Whenever some new policy granting power to some part of government is proposed, the first question the wise man will ask is “how will people intent on abusing power use this?” A good touchstone is to personalize it: “how would my worst enemy, intent on doing me harm, use this?”
If the answer to that question makes you break out in cold sweats, maybe thing twice about granting that power to government. If it doesn’t make you break out in cold sweats, well, I hate to break it to you, but that doesn’t mean it’s safe. It may just mean a failure of your imagination to consider all the ways that it might be used to your harm.
This is why I am utterly and completely opposed to the “Red Flag” law proposed in Congress. Basically, these laws state that somebody can make a claim about an individual–the individual being a “danger to self or others”–and police will swoop down on this person in order to remove any weapons they might have. And if the person makes any mistakes, any mistakes at all, why the police already have an excuse to open fire because, you know, “danger to self and others.”
The requirement for “due process” is supposed to be a check on government abuse. This flies in the face of that. Simply having a judge rubber-stamp someone’s accusation does not make it “due process.”
Due process is a two-way street, which includes actual evidence and not just somebody’s word and allowing the accused to present evidence and call witnesses in his behalf. It is not just one side making a decision unilaterally.
Admittedly, there are some limited cases where things can be held for a very limited time while things are sorted out (that three day hold I mention–most arrests as another example) but only for a very brief period so that the process doesn’t become the punishment. They are limited for a reason.
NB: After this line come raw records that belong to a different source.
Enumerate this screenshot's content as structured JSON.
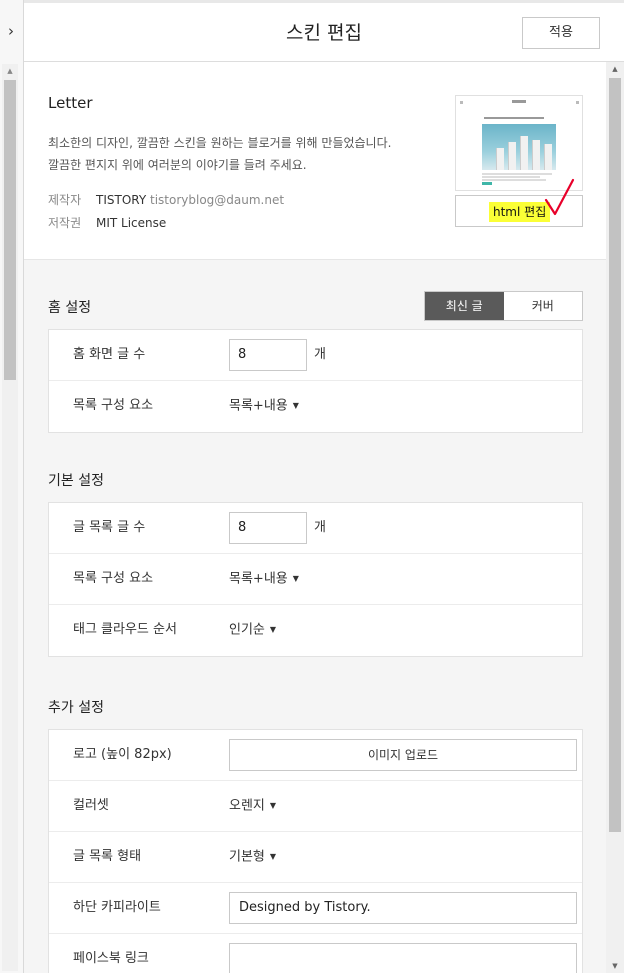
{
  "header": {
    "title": "스킨 편집",
    "apply_label": "적용"
  },
  "sidebar": {
    "toggle_icon": "chevron-right-icon"
  },
  "skin": {
    "name": "Letter",
    "description_line1": "최소한의 디자인, 깔끔한 스킨을 원하는 블로거를 위해 만들었습니다.",
    "description_line2": "깔끔한 편지지 위에 여러분의 이야기를 들려 주세요.",
    "maker_label": "제작자",
    "maker_name": "TISTORY",
    "maker_email": "tistoryblog@daum.net",
    "license_label": "저작권",
    "license_value": "MIT License",
    "html_edit_label": "html 편집",
    "highlight_color": "#fbff36",
    "annotation_color": "#e8002a"
  },
  "home_settings": {
    "title": "홈 설정",
    "tabs": [
      {
        "label": "최신 글",
        "active": true
      },
      {
        "label": "커버",
        "active": false
      }
    ],
    "rows": {
      "post_count_label": "홈 화면 글 수",
      "post_count_value": "8",
      "post_count_unit": "개",
      "list_element_label": "목록 구성 요소",
      "list_element_value": "목록+내용"
    }
  },
  "basic_settings": {
    "title": "기본 설정",
    "rows": {
      "post_count_label": "글 목록 글 수",
      "post_count_value": "8",
      "post_count_unit": "개",
      "list_element_label": "목록 구성 요소",
      "list_element_value": "목록+내용",
      "tag_order_label": "태그 클라우드 순서",
      "tag_order_value": "인기순"
    }
  },
  "extra_settings": {
    "title": "추가 설정",
    "rows": {
      "logo_label": "로고 (높이 82px)",
      "logo_button": "이미지 업로드",
      "colorset_label": "컬러셋",
      "colorset_value": "오렌지",
      "list_style_label": "글 목록 형태",
      "list_style_value": "기본형",
      "copyright_label": "하단 카피라이트",
      "copyright_value": "Designed by Tistory.",
      "facebook_label": "페이스북 링크",
      "facebook_value": ""
    }
  }
}
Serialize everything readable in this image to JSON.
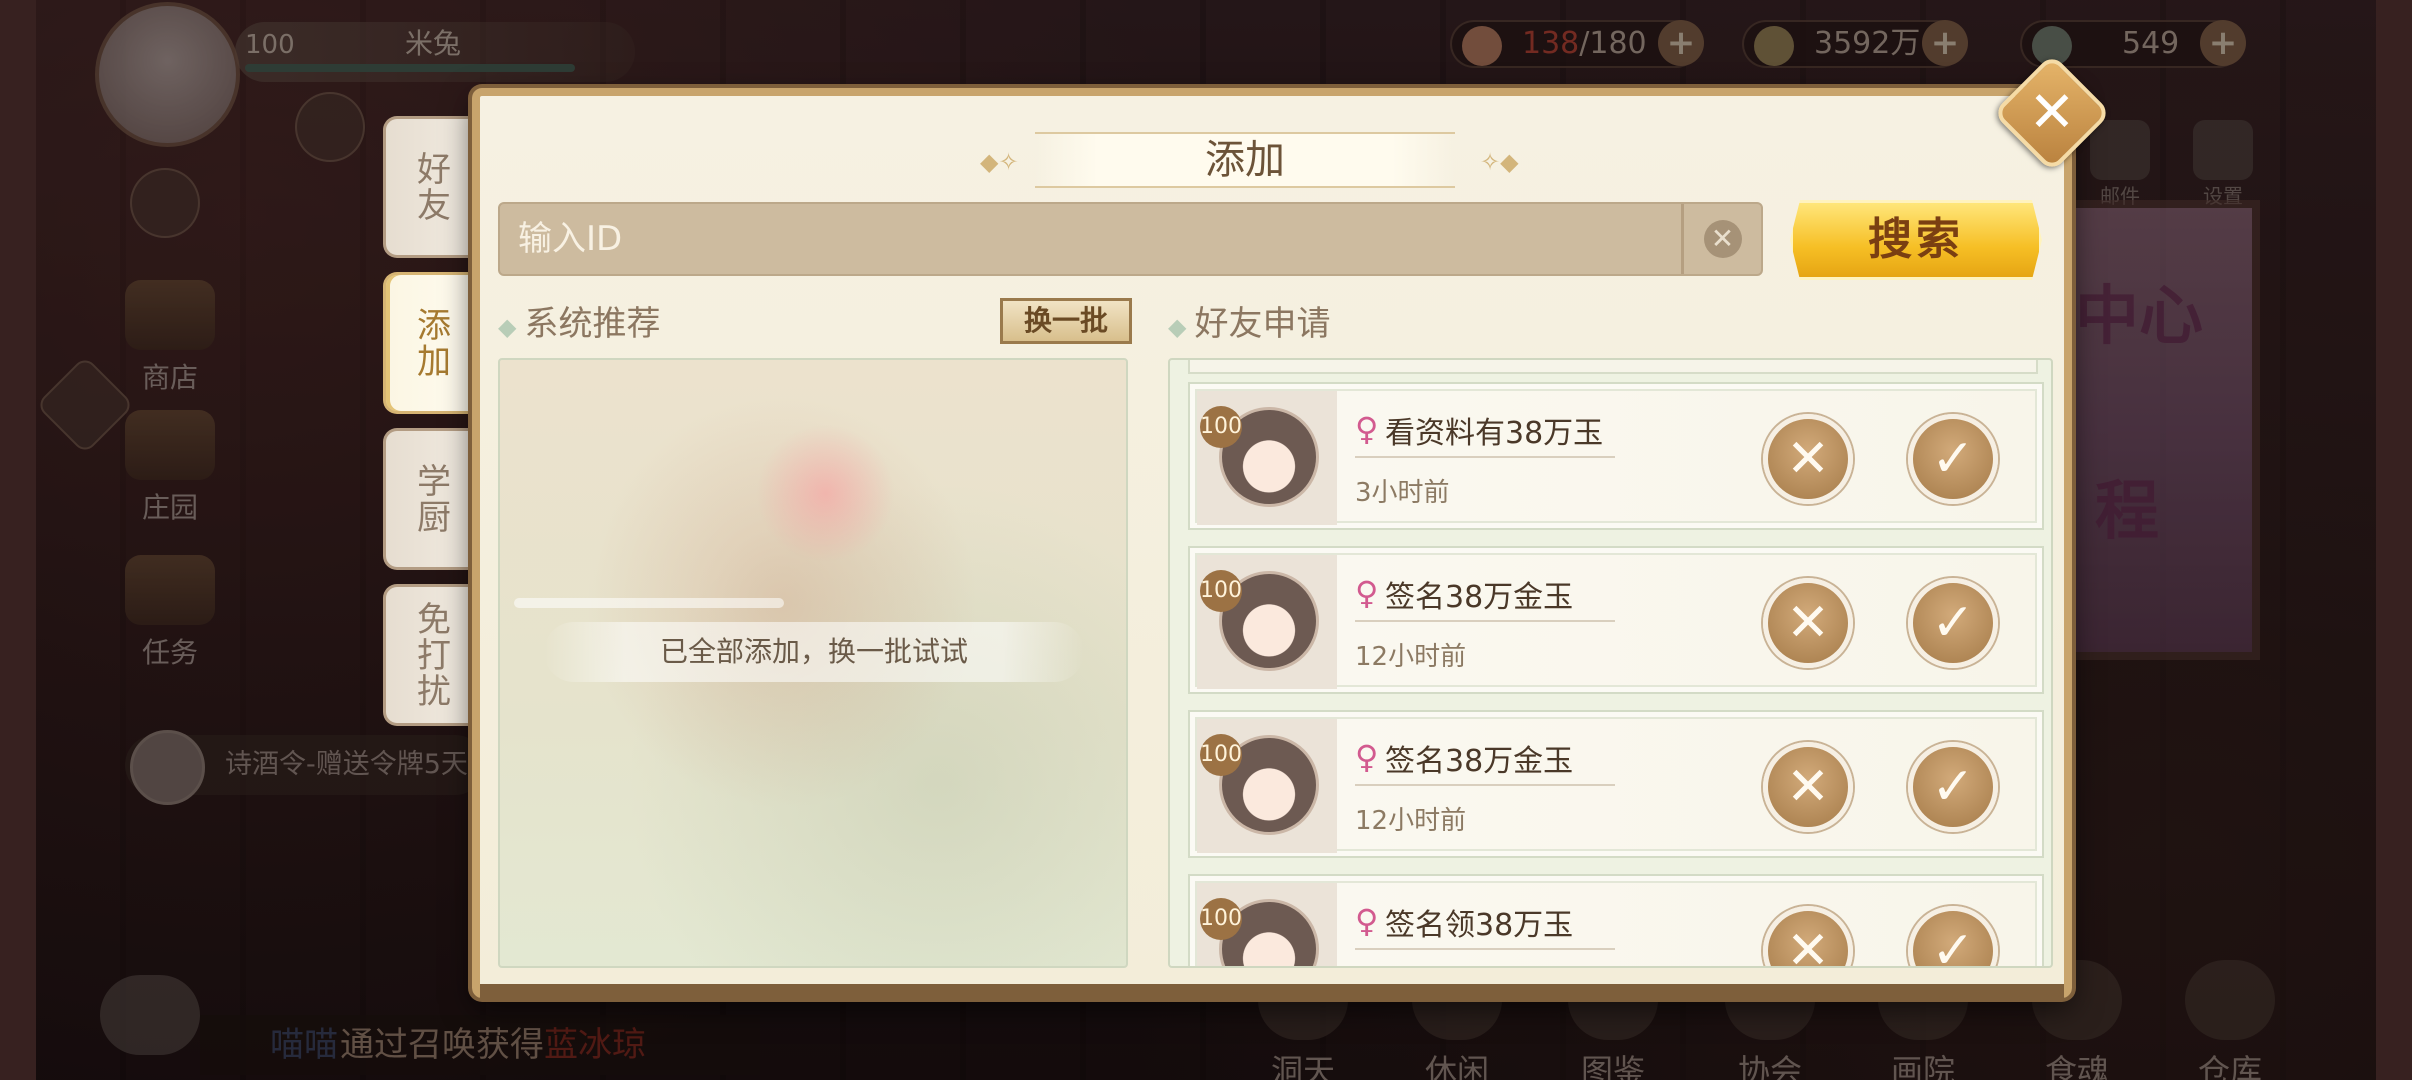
{
  "background": {
    "player": {
      "level": "100",
      "name": "米兔"
    },
    "resources": [
      {
        "icon": "stamina-bowl-icon",
        "value_current": "138",
        "value_max": "/180",
        "color": "#c94a3a"
      },
      {
        "icon": "coin-icon",
        "value": "3592万"
      },
      {
        "icon": "jade-icon",
        "value": "549"
      }
    ],
    "left_menu": [
      "商店",
      "庄园",
      "任务"
    ],
    "chat_preview": "诗酒令-赠送令牌5天",
    "notice": {
      "prefix": "喵喵",
      "text": "通过召唤获得",
      "highlight": "蓝冰琼"
    },
    "bottom_nav": [
      "洞天",
      "休闲",
      "图鉴",
      "协会",
      "画院",
      "食魂",
      "仓库"
    ],
    "top_right_icons": [
      "邮件",
      "设置"
    ],
    "event_text": [
      "中心",
      "程"
    ]
  },
  "tabs": [
    {
      "label": "好友",
      "active": false
    },
    {
      "label": "添加",
      "active": true
    },
    {
      "label": "学厨",
      "active": false
    },
    {
      "label": "免打扰",
      "active": false
    }
  ],
  "dialog": {
    "title": "添加",
    "search": {
      "placeholder": "输入ID",
      "value": "",
      "button_label": "搜索"
    },
    "recommend": {
      "label": "系统推荐",
      "swap_label": "换一批",
      "empty_message": "已全部添加，换一批试试"
    },
    "requests": {
      "label": "好友申请",
      "items": [
        {
          "level": "100",
          "name": "看资料有38万玉",
          "time": "3小时前"
        },
        {
          "level": "100",
          "name": "签名38万金玉",
          "time": "12小时前"
        },
        {
          "level": "100",
          "name": "签名38万金玉",
          "time": "12小时前"
        },
        {
          "level": "100",
          "name": "签名领38万玉",
          "time": ""
        }
      ]
    }
  },
  "colors": {
    "accent_gold": "#f6bf25",
    "panel_bg": "#f6f1e2",
    "gender_female": "#d25a8f"
  }
}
It’s why there’s a “speedy trial” provision in the Bill of Rights and why we have things like Habeus Corpus (you can only hold a person so long before charging and before arraignment).
“Red Flag” laws fly in the face of all of that.